The introduction of rotavirus vaccine in Latin America and the Caribbean, where it was first introduced in 2006 in Brazil, El Salvador, Mexico, Nicaragua, Panama, and Venezuela; by January 2011, it was included in the national immunization schedules of 14 Latin American and Caribbean countries.  The U.S. Center for Disease Control is reporting that of the 14 countries that had introduced rotavirus vaccine into their national immunization programs, 13 participate in a hospital-based rotavirus surveillance network. Data from some countries and from other monitoring efforts in Latin American and Caribbean countries (3–6) have shown declines in hospitalizations and deaths related to severe diarrhea after rotavirus vaccine introduction.

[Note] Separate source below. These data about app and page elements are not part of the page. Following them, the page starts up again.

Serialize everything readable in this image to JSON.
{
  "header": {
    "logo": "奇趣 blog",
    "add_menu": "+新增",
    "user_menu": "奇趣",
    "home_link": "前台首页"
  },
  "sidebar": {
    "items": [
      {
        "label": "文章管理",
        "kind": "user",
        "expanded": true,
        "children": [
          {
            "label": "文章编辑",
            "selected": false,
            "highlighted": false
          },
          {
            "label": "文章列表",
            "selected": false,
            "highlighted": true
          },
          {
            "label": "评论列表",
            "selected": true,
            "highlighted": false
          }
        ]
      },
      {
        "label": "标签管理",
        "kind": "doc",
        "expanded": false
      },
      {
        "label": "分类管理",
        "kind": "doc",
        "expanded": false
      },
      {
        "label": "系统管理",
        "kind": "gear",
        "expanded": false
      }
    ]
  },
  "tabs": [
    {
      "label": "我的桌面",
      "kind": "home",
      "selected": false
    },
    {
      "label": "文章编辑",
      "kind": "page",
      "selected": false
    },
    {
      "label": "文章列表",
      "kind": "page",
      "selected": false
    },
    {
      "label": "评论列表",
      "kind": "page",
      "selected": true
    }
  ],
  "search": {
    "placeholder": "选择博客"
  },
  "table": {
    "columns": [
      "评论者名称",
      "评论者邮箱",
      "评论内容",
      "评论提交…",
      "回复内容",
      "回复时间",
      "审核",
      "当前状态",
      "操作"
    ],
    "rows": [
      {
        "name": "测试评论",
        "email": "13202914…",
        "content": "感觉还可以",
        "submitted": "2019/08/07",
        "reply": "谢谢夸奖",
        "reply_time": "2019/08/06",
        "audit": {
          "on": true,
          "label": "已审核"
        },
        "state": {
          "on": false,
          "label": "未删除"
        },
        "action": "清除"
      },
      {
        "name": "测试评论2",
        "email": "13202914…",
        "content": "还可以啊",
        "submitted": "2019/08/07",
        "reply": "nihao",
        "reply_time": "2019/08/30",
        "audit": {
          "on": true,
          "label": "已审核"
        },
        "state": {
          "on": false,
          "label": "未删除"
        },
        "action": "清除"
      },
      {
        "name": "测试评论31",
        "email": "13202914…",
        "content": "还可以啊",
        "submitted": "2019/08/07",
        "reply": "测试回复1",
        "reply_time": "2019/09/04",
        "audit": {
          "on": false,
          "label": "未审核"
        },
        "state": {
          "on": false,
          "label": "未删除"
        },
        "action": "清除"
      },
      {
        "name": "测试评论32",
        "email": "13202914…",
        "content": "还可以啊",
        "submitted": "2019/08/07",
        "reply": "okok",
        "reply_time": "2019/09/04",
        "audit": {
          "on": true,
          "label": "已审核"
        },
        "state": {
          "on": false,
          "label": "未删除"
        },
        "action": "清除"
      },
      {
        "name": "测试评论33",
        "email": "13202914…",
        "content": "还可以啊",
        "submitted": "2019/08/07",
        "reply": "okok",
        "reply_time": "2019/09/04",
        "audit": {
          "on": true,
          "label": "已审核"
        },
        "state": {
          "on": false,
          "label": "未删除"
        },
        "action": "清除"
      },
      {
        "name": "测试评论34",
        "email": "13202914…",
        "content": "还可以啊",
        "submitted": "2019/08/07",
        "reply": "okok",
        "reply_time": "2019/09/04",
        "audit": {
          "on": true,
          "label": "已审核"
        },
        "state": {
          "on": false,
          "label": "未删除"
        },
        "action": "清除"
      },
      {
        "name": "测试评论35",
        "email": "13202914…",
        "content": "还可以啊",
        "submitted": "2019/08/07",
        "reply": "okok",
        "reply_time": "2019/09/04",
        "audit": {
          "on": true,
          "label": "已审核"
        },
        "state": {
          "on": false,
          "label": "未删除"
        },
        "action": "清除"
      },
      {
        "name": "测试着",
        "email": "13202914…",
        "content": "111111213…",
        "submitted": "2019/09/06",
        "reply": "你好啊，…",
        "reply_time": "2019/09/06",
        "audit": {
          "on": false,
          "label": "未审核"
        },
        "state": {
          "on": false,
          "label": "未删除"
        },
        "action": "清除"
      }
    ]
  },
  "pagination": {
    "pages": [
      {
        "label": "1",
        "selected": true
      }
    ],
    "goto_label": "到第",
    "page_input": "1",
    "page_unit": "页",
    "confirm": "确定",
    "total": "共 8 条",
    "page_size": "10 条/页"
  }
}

As of June 1, 2011, rotavirus vaccine had been introduced into the national childhood immunization programs of 14 (44%) of 32 countries in Latin America and the Caribbean.  Five of the 14 countries had high child mortality, and nine had low child mortality. In 2010, coverage with rotavirus vaccines among children aged 1 year or less in these 11 countries that had introduced rotavirus vaccine before 2010 ranged from 49% to 98% (median: 89%), representing approximately 7 million infants.